  • for transactions involving intangible assets: analysis of changes and justification for using new bases for determining remuneration in license agreements (e.g., not a percentage of revenue, but a percentage of profit or a fixed payment);
  • for transactions involving intangible assets, also consider the possibility of transferring ownership to another group entity, depending on the availability of a new functional profile;
  • study the possibility of applying adjustments to the level of production capacity use, or considering the analysis of the impact of a decrease in sales revenue on a decrease in profit in other crisis periods causing business interruption (“Covid times”).

It is also recommended to extensively document in transfer pricing documentation all circumstances that influence the outcomes of operations.

In general terms, if a company conducts controlled transactions and experiences a decrease in the level of financial performance indicators, we still recommend involving experienced consultants to analyse transactions with non-residents. They will assist in properly justifying the terms and outcomes of transactions with non-residents.

  • Larysa Vrublevska

    Partner, Auditor, Head of transfer pricing practice, EUCON Legal Group

EUCON Legal Group

Address:

18/24 Dmytrivska Street,

Kyiv, 01054, Ukraine

Tel.: +380 44 238 0944

E-mail: office.ua@euconlaw.com

Address:

18 Jana Dantyszka,

Warsaw, 02-054, Poland

Tel.: +48 22 658 1025

E-mail: office.pl@euconlaw.com

Web-site: www.euconlaw.com

EUCON Legal Group has been providing legal services in Ukraine and Poland since 2006.

Our advantage is that our professionals possess extensive practical knowledge and in-depth understanding of Ukrainian and Polish markets.

Our team has provided legal support to a number of Ukrainian investors when they were entering European markets, and we also have considerable experience of legal support to foreign investors during their market entry to Ukraine.

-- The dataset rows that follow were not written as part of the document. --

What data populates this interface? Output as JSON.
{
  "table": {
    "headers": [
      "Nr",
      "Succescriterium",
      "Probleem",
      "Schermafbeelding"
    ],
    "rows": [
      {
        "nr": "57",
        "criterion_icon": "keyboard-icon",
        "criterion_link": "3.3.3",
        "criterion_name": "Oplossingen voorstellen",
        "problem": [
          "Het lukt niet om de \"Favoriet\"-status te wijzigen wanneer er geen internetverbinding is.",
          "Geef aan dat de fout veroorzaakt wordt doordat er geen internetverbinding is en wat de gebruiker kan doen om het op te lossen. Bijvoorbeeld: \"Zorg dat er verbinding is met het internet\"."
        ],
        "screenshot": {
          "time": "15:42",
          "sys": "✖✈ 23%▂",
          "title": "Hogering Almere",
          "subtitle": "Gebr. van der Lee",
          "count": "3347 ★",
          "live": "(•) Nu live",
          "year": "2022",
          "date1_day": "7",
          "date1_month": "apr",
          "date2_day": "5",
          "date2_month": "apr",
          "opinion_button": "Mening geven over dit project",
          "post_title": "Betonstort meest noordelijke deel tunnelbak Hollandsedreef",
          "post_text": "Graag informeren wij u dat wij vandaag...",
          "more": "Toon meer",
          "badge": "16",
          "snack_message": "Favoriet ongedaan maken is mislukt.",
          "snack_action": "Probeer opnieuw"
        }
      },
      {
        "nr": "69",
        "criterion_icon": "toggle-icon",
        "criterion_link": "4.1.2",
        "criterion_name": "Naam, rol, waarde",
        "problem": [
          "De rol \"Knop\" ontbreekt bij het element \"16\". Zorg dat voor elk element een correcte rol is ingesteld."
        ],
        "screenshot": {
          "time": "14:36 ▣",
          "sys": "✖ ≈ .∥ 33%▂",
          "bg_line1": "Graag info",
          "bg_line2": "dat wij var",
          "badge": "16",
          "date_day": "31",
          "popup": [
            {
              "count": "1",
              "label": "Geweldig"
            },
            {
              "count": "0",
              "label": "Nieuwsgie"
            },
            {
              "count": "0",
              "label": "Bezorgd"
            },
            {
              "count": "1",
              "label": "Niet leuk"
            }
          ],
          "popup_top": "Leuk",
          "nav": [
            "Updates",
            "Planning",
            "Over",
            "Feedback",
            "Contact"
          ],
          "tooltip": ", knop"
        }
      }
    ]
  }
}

EUCON provides services on the most complex issues of taxation, transfer pricing, corporate, land and agricultural law, business structuring, dispute resolution, asset protection, combating financial fraud and corruption, compliance, project financing and tax planning with intangible assets.

The EUCON team is an association of professionals: lawyers, attorneys-at-law, auditors, tax advisers, transfer pricing professionals, accounting and tax consultants. Adherence to a synergistic approach is our competitive advantage, and it enables us to produce comprehensive and effective solutions to meet aims of our clients.

Our clients are top international and Ukrainian companies which are leaders in oil and gas, energy, food industry, agribusiness, agriculture, telecommunications, trade, transport, finance, metallurgy, chemistry, construction, hotel business, etc.

The performance of EUCON is highlighted by numerous recognitions and awards.

EUCON Legal Group is recognized by respected international legal guides such as Chambers Europe, The Legal 500 EMEA, European Tax Awards, World Tax, as a leading tax law firm in Ukraine.

In 2015 EUCON won the Ukraine Transfer Pricing Firm of the Year award at the annual European Tax Awards, International Tax Review.

Since 2010 EUCON has been included in the list of top 50 Leading Law Firms in Ukraine according to the annual ratings conducted by the Yuridicheskaya Practika Weekly. EUCON is recognized among the leading tax and corporate law firms according to the national legal directory Ukrainian Law Firms. A Handbook for Foreign Clients, Kyiv Post, Liga Zakon Awards.

According to the Ukrainian Legal Awards 2021, EUCON Legal Group was recognized as Law Firm of the Year in the field of land law. The firm was also named the Transfer Pricing Firm of the Year in 2016, 2018 and 2020 and The Best Tax Law Firm in 2014.